It consists of one chief justice and 25 other judges. There is provision for the appointment of ad hoc judges and even the retired judges may be at times. When the necessity arises, requested to be present. Powers and Functions: The Supreme Court is a court of record and exercises all the powers of such a court, including the power to punish for the contempt of itself.
Its main functions may be studied under the following heads:
The Supreme Court has exclusive jurisdiction in all disputes-
between the Government of India and one or more States
between the Government of India and any State or States on the other
between two or more States. Such jurisdiction, however, does not extend to a dispute arising out of any treaty, agreement, covenant, engagement or any similar instrument which was executed before the commencement of the Constitution.
Appellate Jurisdiction in Civil Cases
An appeal to the Supreme Court lies from any judgment, decree or final orders of a High court or, a certificate from a high court concerned that the case involves a substantial question as to the interpretation of the Constitution.
Jurisdiction in Criminal Cases
In criminal cases an appeal lies to the Supreme Court if the High Court
has given any decree or final order in the case
has withdrawn for trial before it self any case from any court subordinate to its authority and has in such trial sentenced the accused to death; or
certifies that the case is a fit one for appeal to the Supreme Court.
The President may refer to the Supreme Court any question of law or fact of sufficient importance for its opinion. The President may also refer to the court disputes arising out of any provision of treaty, agreement, consent, engagement, etc. The opinion 80 expressed is not binding on the President.
Enforcement of Fundamental Rights
The Supreme Court has been armed with powers to issue directions or orders or writs in the nature of habeas corpus, mandamus, prohibition, quo warranto and certiorari for the enforcement of the Fundamental Rights conferred by the Constitution.
Article 138 of the Constitution provides for enlargement of the jurisdiction of the Supreme Court by Parliament with reference to any matter contained in the Union List. It has also jurisdiction on any such matter as the Government of India and the Government of any State may, by agreement, confer. But the Parliament has to give effect to this agreement by passing a law.
Power to Review
The Supreme Court has power to review any judgement or order made by it, subject to any law passed by the Parliament in this regard.
Parliament may by law confer such supplemental powers on the Supreme Courts may appear to be necessary and desirable for the due discharge of its functions. Guardian of the Constitution: It is clear from the powers and functions of the Supreme Court that it is the ultimate interpreter of the Constitution and, as such, its guardian. The authority of the Court is further reinforced by the provision that “the law declared by the Supreme Court shall be binding on all courts within the territory of India” (Art. 141). Further, in the exercise of its jurisdiction, the court is authorized to pass appropriate decrees or orders in the interests of complete justice in any case before it. Independence of Judiciary: The independence and impartiality of the Supreme Court is the corner-stone of democracy. Justice is said to be blind and this must be so, especially in a democracy which professes all its citizens to be equal before law.

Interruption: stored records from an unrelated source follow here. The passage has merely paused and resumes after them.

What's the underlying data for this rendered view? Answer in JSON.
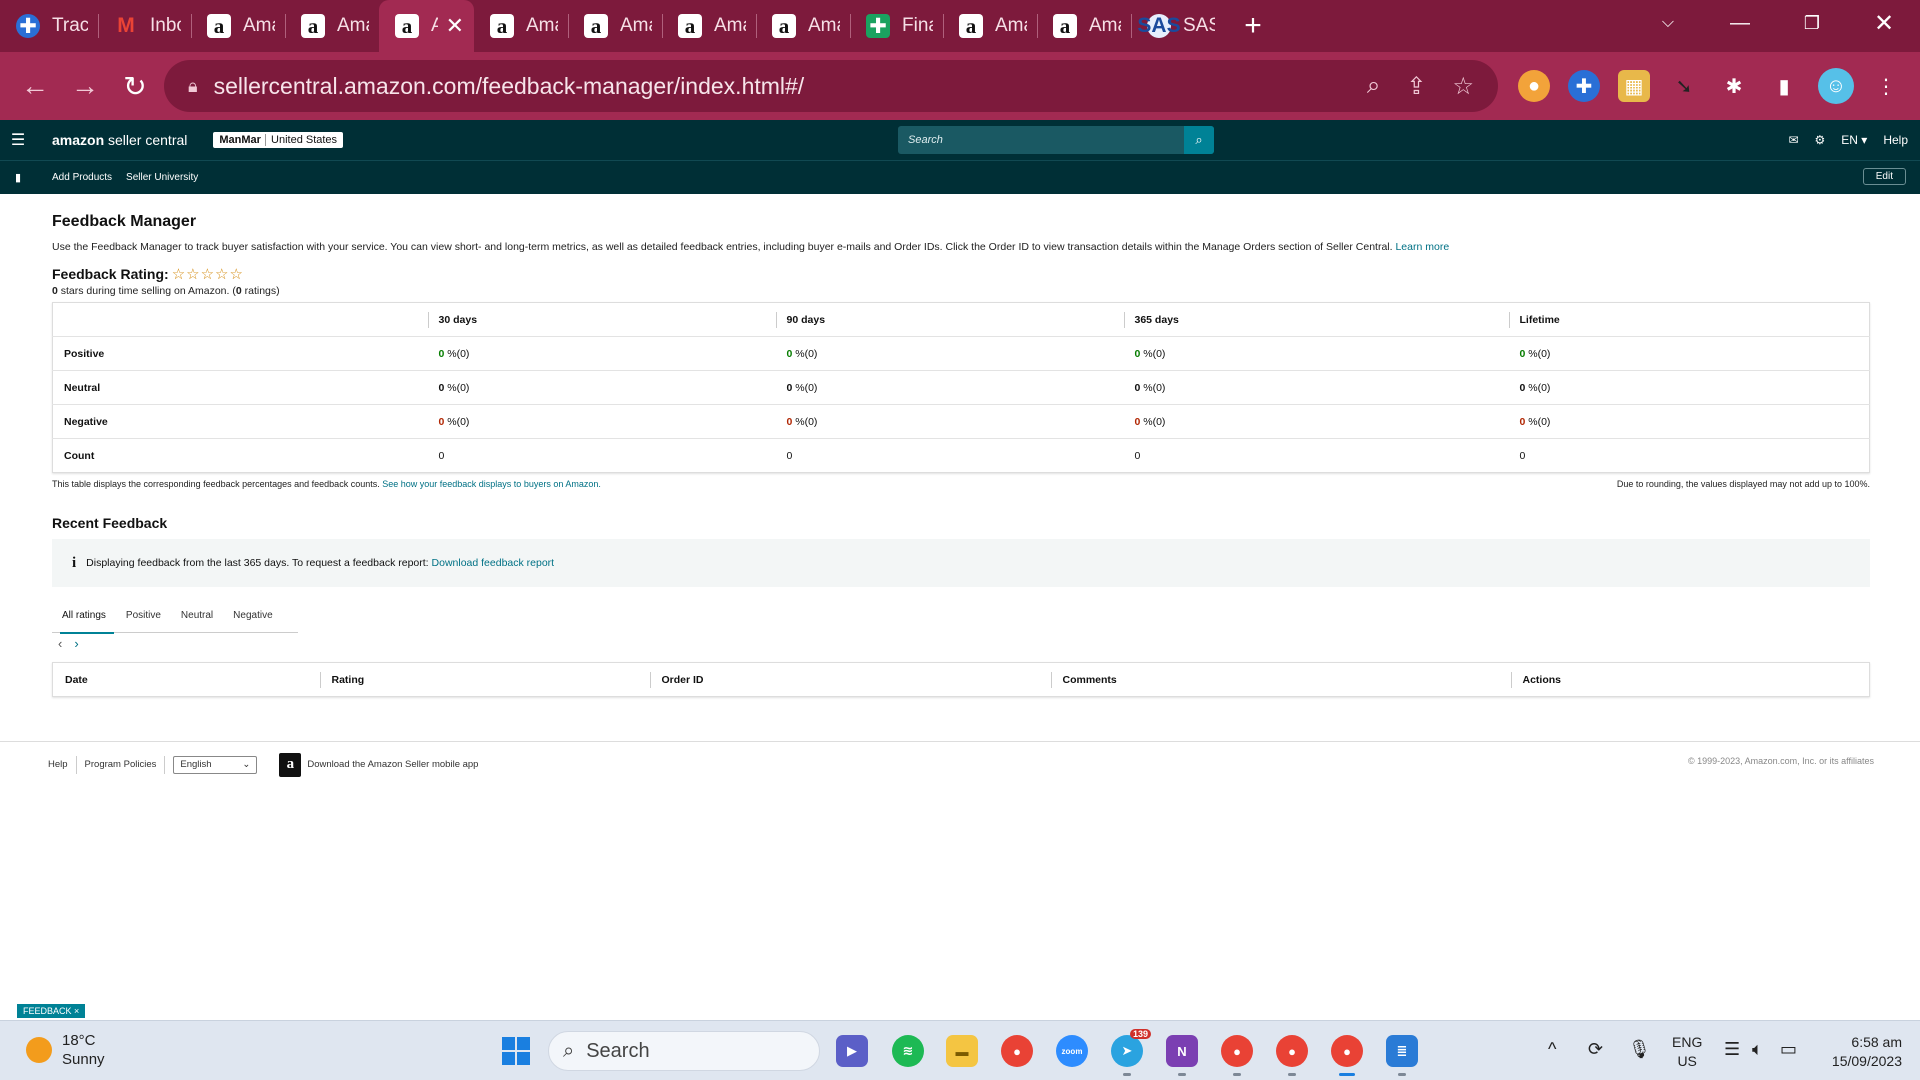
{
  "browser": {
    "tabs": [
      {
        "label": "Trackin",
        "icon": "tracking-icon",
        "active": false
      },
      {
        "label": "Inbox -",
        "icon": "gmail-icon",
        "active": false
      },
      {
        "label": "Amazo",
        "icon": "amazon-icon",
        "active": false
      },
      {
        "label": "Amazo",
        "icon": "amazon-icon",
        "active": false
      },
      {
        "label": "Am",
        "icon": "amazon-icon",
        "active": true
      },
      {
        "label": "Amazo",
        "icon": "amazon-icon",
        "active": false
      },
      {
        "label": "Amazo",
        "icon": "amazon-icon",
        "active": false
      },
      {
        "label": "Amazo",
        "icon": "amazon-icon",
        "active": false
      },
      {
        "label": "Amazo",
        "icon": "amazon-icon",
        "active": false
      },
      {
        "label": "Financ",
        "icon": "finance-icon",
        "active": false
      },
      {
        "label": "Amazo",
        "icon": "amazon-icon",
        "active": false
      },
      {
        "label": "Amazo",
        "icon": "amazon-icon",
        "active": false
      },
      {
        "label": "SAS St",
        "icon": "sas-icon",
        "active": false
      }
    ],
    "url": "sellercentral.amazon.com/feedback-manager/index.html#/"
  },
  "seller_central": {
    "logo_bold": "amazon",
    "logo_rest": " seller central",
    "store_name": "ManMar",
    "store_region": "United States",
    "search_placeholder": "Search",
    "language": "EN",
    "help": "Help",
    "nav_links": [
      "Add Products",
      "Seller University"
    ],
    "edit": "Edit"
  },
  "page": {
    "title": "Feedback Manager",
    "intro": "Use the Feedback Manager to track buyer satisfaction with your service. You can view short- and long-term metrics, as well as detailed feedback entries, including buyer e-mails and Order IDs. Click the Order ID to view transaction details within the Manage Orders section of Seller Central.",
    "learn_more": "Learn more",
    "rating_label": "Feedback Rating:",
    "stars_text": "☆☆☆☆☆",
    "stars_value": "0",
    "stars_mid": " stars during time selling on Amazon. (",
    "ratings_count": "0",
    "ratings_suffix": " ratings)"
  },
  "feedback_table": {
    "columns": [
      "30 days",
      "90 days",
      "365 days",
      "Lifetime"
    ],
    "rows": [
      {
        "label": "Positive",
        "type": "positive",
        "cells": [
          {
            "v": "0",
            "s": " %(0)"
          },
          {
            "v": "0",
            "s": " %(0)"
          },
          {
            "v": "0",
            "s": " %(0)"
          },
          {
            "v": "0",
            "s": " %(0)"
          }
        ]
      },
      {
        "label": "Neutral",
        "type": "neutral",
        "cells": [
          {
            "v": "0",
            "s": " %(0)"
          },
          {
            "v": "0",
            "s": " %(0)"
          },
          {
            "v": "0",
            "s": " %(0)"
          },
          {
            "v": "0",
            "s": " %(0)"
          }
        ]
      },
      {
        "label": "Negative",
        "type": "negative",
        "cells": [
          {
            "v": "0",
            "s": " %(0)"
          },
          {
            "v": "0",
            "s": " %(0)"
          },
          {
            "v": "0",
            "s": " %(0)"
          },
          {
            "v": "0",
            "s": " %(0)"
          }
        ]
      },
      {
        "label": "Count",
        "type": "count",
        "cells": [
          {
            "v": "",
            "s": "0"
          },
          {
            "v": "",
            "s": "0"
          },
          {
            "v": "",
            "s": "0"
          },
          {
            "v": "",
            "s": "0"
          }
        ]
      }
    ],
    "note": "This table displays the corresponding feedback percentages and feedback counts.",
    "note_link": "See how your feedback displays to buyers on Amazon.",
    "rounding_note": "Due to rounding, the values displayed may not add up to 100%."
  },
  "recent": {
    "title": "Recent Feedback",
    "info": "Displaying feedback from the last 365 days. To request a feedback report:",
    "info_link": "Download feedback report",
    "filters": [
      "All ratings",
      "Positive",
      "Neutral",
      "Negative"
    ],
    "active_filter": 0,
    "columns": [
      "Date",
      "Rating",
      "Order ID",
      "Comments",
      "Actions"
    ]
  },
  "footer": {
    "help": "Help",
    "policies": "Program Policies",
    "language": "English",
    "app_text": "Download the Amazon Seller mobile app",
    "copyright": "© 1999-2023, Amazon.com, Inc. or its affiliates",
    "feedback_tag": "FEEDBACK ×"
  },
  "taskbar": {
    "temp": "18°C",
    "condition": "Sunny",
    "search": "Search",
    "telegram_badge": "139",
    "lang_top": "ENG",
    "lang_bottom": "US",
    "time": "6:58 am",
    "date": "15/09/2023"
  },
  "colors": {
    "chrome_frame": "#7d1a3c",
    "chrome_toolbar": "#a22a52",
    "seller_header": "#002f36",
    "link": "#007185",
    "positive": "#067d00",
    "negative": "#b12704"
  }
}
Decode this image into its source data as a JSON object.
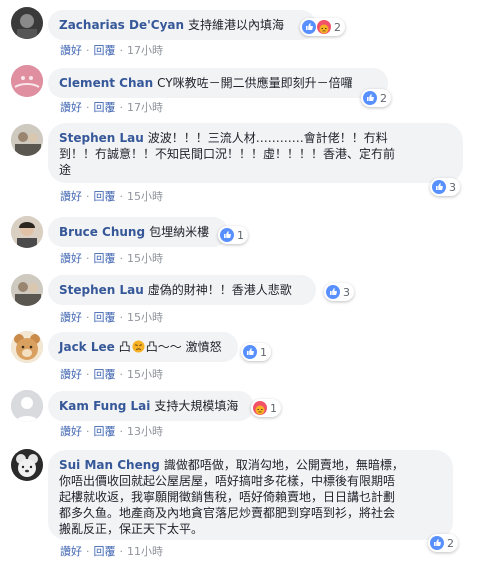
{
  "comments": [
    {
      "author": "Zacharias De'Cyan",
      "text": "支持維港以內填海",
      "reaction_count": "2",
      "reactions": [
        "like-icon",
        "angry-icon"
      ],
      "time": "17小時"
    },
    {
      "author": "Clement Chan",
      "text": "CY咪教咗－開二供應量即刻升－倍囉",
      "reaction_count": "2",
      "reactions": [
        "like-icon"
      ],
      "time": "17小時"
    },
    {
      "author": "Stephen Lau",
      "text_lines": [
        "波波！！！三流人材…………會計佬！！冇料",
        "到！！冇誠意！！不知民間口況！！！虛！！！！香港、定冇前",
        "途"
      ],
      "reaction_count": "3",
      "reactions": [
        "like-icon"
      ],
      "time": "15小時"
    },
    {
      "author": "Bruce Chung",
      "text": "包埋納米樓",
      "reaction_count": "1",
      "reactions": [
        "like-icon"
      ],
      "time": "15小時"
    },
    {
      "author": "Stephen Lau",
      "text": "虛偽的財神！！香港人悲歌",
      "reaction_count": "3",
      "reactions": [
        "like-icon"
      ],
      "time": "15小時"
    },
    {
      "author": "Jack Lee",
      "text_before": "凸",
      "text_middle": "凸～～ 激憤怒",
      "reaction_count": "1",
      "reactions": [
        "like-icon"
      ],
      "time": "15小時"
    },
    {
      "author": "Kam Fung Lai",
      "text": "支持大規模填海",
      "reaction_count": "1",
      "reactions": [
        "angry-icon"
      ],
      "time": "13小時"
    },
    {
      "author": "Sui Man Cheng",
      "text_lines": [
        "識做都唔做，取消勾地，公開賣地，無暗標，",
        "你唔出價收回就起公屋居屋，唔好搞咁多花樣，中標後有限期唔",
        "起樓就收返，我寧願開徵銷售稅，唔好倚賴賣地，日日講乜計劃",
        "都多久鱼。地產商及內地貪官落尼炒賣都肥到穿唔到衫，將社会",
        "搬亂反正，保正天下太平。"
      ],
      "reaction_count": "2",
      "reactions": [
        "like-icon"
      ],
      "time": "11小時"
    }
  ],
  "labels": {
    "like": "讚好",
    "reply": "回覆",
    "dot": "·"
  },
  "colors": {
    "author": "#365899",
    "bubble": "#f2f3f5",
    "link": "#4267b2",
    "like": "#5890ff",
    "angry": "#f25268"
  }
}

Our Constitution ensures the independence of the Judiciary through the following measures:
Though appointed by the President a judge of the Supreme Court can only be removed a fter an address of each House of Parliament supported by a majority of the total membership of that House and by a majority of not less than ⅔ of the members present and voting and presented to the President on the ground of proved misbehaviour or incapacity.
The salary and the conditions of service of a judge of the Supreme Court cannot be varied to his disadvantage after his appointment.
After retirement, a judge of the Supreme Court cannot plead or act in any other Court or before any authority within the territory of India.
The salaries. Etc. of the judges and administrative expenses of the Supreme Court are chargeable on the Consolidated Fund of India and are, therefore, not votable.